The Lunds have since counter-sued Hoffman and Coldwell Banker, saying that the real estate companies should pay any damages if the Jacobs win the case.

"We got caught in the middle," said Jennie Lund, who assisted her husband in managing the renovation work on the house. "We paid our Realtors $7,000 to be sure the paperwork was right. That's why we paid them. It's a lot of money."

But the sales paperwork is only part of the story, according to the Lunds and Twomey. In court testimony, they said that the Jacobs, who had previously lived nearby, knew the house was rebuilt. They said they told the couple repeatedly that the house had been rehabilitated, and about the extent of the work that had been done on it.

"We never went out to deceive anybody," Richard Lund said. "We always said we were rehabbing it."

In addition, Hoffman, Twomey and Lund said, there were clues that should have been clear to the Jacobs. In particular, a survey of the home site indicated long-standing property lines and a septic system was described as being three years old, which would be inconsistent for a new home.

In Lund's view, the ultimate problem is that the Jacobs overextended themselves to buy a house they could barely afford and are now looking to blame others for their financial woes. Among the Jacobs' problems is the fact they bought the house with a negative amortization loan, in which their mortgage payments were low initially but have been rising every year since while their equity in the house has been dwindling.

For the Jacobs, the story began unfolding in early 1988. Pauline was pregnant, and their house had grown too small for their growing family. They listed it for sale with Hardin of Coldwell Banker and began looking for another house to buy.

One night in early February, Pauline Jacob saw a for-sale sign in the neighborhood and asked Hardin to investigate. He called them back, saying that the MLS noted it was a new house, the Jacobs recalled.

They rushed to see the house, decided it was the house of their dreams and made an offer on it almost immediately, the Jacobs recalled, agreeing to pay the full $152,500 price to be sure they would get it. It was a difficult financial stretch for them on his salary as a D.C. police officer and his wife's as a home day-care provider, but they believed they would be able to handle it on the two incomes, Jacob said.

In retrospect, William Jacob said, they were perhaps naive not to ask more questions, and he acknowledges they knew little about construction and real estate practices.

"I've never owned a new home," William Jacob said. "I've lived in an apartment {almost} all my life. This was a dream for me."
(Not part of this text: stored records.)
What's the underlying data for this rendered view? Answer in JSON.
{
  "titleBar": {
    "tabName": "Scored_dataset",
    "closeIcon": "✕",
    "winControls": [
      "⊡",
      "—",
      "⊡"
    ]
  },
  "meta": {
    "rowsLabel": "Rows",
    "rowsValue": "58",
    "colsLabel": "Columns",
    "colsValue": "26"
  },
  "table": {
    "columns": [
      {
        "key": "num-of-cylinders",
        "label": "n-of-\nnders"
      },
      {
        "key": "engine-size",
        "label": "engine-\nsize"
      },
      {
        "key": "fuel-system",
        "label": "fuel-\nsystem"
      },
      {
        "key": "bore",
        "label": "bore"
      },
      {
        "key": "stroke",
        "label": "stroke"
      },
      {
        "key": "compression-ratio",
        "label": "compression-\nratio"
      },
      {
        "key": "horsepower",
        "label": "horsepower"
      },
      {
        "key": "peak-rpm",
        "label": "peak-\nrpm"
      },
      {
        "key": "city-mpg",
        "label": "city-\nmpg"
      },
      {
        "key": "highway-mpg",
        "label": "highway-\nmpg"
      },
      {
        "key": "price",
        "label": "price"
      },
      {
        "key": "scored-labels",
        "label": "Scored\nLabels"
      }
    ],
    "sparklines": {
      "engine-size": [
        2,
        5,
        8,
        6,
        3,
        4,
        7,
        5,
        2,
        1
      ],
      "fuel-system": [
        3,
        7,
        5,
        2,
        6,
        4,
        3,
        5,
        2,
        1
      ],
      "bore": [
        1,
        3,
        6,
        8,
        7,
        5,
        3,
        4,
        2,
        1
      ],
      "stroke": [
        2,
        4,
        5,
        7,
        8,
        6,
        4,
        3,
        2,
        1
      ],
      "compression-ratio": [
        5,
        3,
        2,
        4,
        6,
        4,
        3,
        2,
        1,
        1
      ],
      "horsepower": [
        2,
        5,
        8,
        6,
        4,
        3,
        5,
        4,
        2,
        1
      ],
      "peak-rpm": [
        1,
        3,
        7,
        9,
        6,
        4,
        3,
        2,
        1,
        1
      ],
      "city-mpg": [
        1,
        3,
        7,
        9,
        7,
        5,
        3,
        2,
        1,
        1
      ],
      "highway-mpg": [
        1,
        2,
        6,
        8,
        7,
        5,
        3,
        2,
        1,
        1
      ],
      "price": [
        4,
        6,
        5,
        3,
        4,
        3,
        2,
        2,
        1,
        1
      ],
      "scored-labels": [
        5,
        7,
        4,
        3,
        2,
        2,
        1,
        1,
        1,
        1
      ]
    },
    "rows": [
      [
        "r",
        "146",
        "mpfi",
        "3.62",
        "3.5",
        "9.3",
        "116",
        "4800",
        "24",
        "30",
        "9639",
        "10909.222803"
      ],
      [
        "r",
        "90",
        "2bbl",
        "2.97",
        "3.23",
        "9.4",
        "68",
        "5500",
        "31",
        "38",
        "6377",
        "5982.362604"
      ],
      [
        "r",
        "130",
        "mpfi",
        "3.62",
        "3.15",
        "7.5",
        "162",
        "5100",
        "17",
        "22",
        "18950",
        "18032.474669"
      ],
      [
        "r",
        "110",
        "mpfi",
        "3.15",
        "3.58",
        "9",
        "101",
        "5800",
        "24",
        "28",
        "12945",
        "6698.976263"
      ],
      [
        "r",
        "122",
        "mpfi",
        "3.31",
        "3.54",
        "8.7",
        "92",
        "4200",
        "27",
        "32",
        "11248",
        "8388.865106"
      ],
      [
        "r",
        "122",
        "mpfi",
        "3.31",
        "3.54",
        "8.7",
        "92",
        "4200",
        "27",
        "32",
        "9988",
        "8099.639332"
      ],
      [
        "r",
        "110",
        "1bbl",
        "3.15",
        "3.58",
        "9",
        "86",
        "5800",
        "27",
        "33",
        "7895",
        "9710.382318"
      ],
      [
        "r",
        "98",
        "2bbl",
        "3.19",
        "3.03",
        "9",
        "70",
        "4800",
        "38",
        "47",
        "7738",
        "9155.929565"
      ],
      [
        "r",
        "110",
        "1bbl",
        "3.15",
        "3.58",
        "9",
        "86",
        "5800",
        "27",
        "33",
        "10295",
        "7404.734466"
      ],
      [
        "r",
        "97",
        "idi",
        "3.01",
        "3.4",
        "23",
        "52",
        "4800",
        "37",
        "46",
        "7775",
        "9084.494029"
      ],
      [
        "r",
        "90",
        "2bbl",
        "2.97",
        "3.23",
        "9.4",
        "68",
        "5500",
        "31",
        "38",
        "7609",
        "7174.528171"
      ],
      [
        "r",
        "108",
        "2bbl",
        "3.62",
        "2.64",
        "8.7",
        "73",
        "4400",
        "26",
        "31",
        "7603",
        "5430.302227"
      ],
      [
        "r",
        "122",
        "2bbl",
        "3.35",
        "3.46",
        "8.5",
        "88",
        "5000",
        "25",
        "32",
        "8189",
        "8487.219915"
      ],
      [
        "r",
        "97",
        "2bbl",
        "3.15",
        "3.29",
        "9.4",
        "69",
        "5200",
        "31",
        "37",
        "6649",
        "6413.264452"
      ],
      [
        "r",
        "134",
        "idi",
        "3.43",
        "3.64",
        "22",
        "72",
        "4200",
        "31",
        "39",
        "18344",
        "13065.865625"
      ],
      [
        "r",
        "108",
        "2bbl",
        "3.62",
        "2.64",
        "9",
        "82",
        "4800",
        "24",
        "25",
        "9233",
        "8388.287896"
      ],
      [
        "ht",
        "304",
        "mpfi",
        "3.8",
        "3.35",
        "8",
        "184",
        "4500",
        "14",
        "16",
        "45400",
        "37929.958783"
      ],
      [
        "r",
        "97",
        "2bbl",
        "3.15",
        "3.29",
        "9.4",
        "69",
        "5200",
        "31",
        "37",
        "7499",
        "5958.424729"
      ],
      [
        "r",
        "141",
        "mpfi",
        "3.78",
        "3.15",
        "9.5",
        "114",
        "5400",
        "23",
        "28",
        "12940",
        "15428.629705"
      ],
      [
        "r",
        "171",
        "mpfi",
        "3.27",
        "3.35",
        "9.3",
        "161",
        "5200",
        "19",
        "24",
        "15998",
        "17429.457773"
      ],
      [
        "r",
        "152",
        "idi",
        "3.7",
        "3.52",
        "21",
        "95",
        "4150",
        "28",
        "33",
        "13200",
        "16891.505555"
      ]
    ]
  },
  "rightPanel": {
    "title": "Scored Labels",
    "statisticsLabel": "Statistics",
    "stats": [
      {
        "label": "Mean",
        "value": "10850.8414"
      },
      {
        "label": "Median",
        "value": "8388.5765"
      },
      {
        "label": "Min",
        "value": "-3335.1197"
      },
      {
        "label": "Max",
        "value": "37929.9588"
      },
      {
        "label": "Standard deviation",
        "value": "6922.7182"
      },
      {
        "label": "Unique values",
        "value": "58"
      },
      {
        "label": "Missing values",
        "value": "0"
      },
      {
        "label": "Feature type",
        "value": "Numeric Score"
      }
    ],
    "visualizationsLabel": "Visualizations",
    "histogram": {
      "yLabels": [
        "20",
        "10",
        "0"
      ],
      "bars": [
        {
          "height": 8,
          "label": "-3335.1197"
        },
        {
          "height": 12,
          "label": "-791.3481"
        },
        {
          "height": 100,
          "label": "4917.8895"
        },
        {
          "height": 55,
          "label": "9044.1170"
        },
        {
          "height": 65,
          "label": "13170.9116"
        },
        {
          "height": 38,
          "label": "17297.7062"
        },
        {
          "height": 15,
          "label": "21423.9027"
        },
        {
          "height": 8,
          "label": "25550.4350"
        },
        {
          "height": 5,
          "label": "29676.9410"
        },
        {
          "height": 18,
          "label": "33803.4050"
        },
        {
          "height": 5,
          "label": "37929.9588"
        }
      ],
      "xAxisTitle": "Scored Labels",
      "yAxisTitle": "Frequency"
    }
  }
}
He also said that he and his wife believed they were being represented by a real estate agent who was protecting their interests. In fact, however, a real estate agent who takes a buyer around to look at houses legally represents the seller of the new property, unless they have a written agreement to the contrary.

"I just left it up to him," William Jacob said. "He's the real estate man."

The Jacobs say they learned the bad news about the property's age from several different sources. Most shocking, however, was when they learned that the state day-care licensing agency would not give Pauline a license for the new house until the county fire marshal judged it safe. But the fire marshal wouldn't judge it safe until the final building inspection was completed -- and it had never been completed.

Lacking a license, Pauline Jacob has been unable to advertise for new clients or operate a licensed day-care center as she did in her former home, which has cost the family substantial amounts of would-be income, she said.

Even worse, according to her husband, is that they don't know how substantial the structural problems may be. He said he has received repair cost estimates ranging from $7,000 to $70,000.

The Lunds say they wanted to make the necessary repairs, but Jacob has blocked them from entering his house to do the work. William Jacob said he is willing to admit a repairman but only if he can get a written guarantee that the work will be done correctly.

At one point, county officials initiated efforts to require Lund to make the necessary repairs, but have backed off pending a resolution of the complicated and emotional dispute.

"This is one of the most bizarre cases I've ever seen," said county official Brown.